Ilya, too, hides a secret. Being young and gay in modern Russia is dangerous, and he knows it. But the truth eventually gets out, and his brothers lure him into the forest to kill him. They’re stopped by Volyk, who hides the mortally wounded Ilya in his den. The only way to heal the human is to turn him into an oboroten’.
Unfortunately, Ilya’s gentle nature is ill-suited to the life of a wolf. But when Volyk’s old pack returns, seeking to take away Volyk’s magickal den, Ilya will have to embrace—truly become—the wolf Volyk made him to save both his mate’s life and his own.
Review: I have read Rory Ni Coilean before, and enjoyed the short story of Ilya and the Wolf as it was first posted in Dreamspinner’s 2014 Christmas anthology, Celebrate! I wanted more back then, and I can honestly say that I had hoped the author would return to this verse again—I was pleased by this newer, updated version.

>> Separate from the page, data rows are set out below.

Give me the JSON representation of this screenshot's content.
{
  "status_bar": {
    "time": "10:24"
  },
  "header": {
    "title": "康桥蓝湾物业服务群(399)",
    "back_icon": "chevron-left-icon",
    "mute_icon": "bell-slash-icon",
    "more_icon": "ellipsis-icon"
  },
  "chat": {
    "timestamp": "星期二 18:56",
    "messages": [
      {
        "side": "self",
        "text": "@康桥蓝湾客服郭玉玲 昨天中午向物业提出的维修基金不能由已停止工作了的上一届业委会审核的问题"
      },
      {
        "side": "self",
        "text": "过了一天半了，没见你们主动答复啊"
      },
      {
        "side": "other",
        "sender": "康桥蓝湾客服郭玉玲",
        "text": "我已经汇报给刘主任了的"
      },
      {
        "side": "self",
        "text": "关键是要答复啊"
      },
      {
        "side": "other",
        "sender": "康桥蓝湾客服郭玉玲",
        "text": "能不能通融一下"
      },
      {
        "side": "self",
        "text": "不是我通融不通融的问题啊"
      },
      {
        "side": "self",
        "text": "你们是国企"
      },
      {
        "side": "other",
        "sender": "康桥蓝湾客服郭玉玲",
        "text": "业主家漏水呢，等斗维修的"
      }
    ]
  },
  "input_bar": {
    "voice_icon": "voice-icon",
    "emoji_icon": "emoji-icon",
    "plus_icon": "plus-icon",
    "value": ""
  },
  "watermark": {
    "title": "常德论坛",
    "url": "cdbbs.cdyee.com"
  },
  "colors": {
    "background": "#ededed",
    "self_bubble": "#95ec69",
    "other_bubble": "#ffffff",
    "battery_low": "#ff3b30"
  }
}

Wolf, Becoming is the background of both Ilya and Volyk’s story. The author takes the reader on a slightly choppy introduction to her version of the werewolf legends, and incorporates the short story into this extended version. It took me a bit to understand the wolves’ primitive speech and the time jumps, but it did smooth out into a wonderfully detailed story.
I loved the differences on the unique take of Russian lore and magic that have much influence in this story, and while it was complete, it didn’t feel finished to me. I still think that the author has more to say and look forward to the continuing tale if the decision is made to return to this verse.
I adored the wonderful changes from the normal tropes where in this -verse shifting is an act of will and magic, and only certain places have the magic to allow the shifter to become human. There is also a running theme of being different, sexual preference, and the ways different individuals learn to accept the way they are.
Sweet and delicately handled issues of love and discrimination round out this short story addition to a nice change in the genre staples.
You can buy Wolf, Becoming here: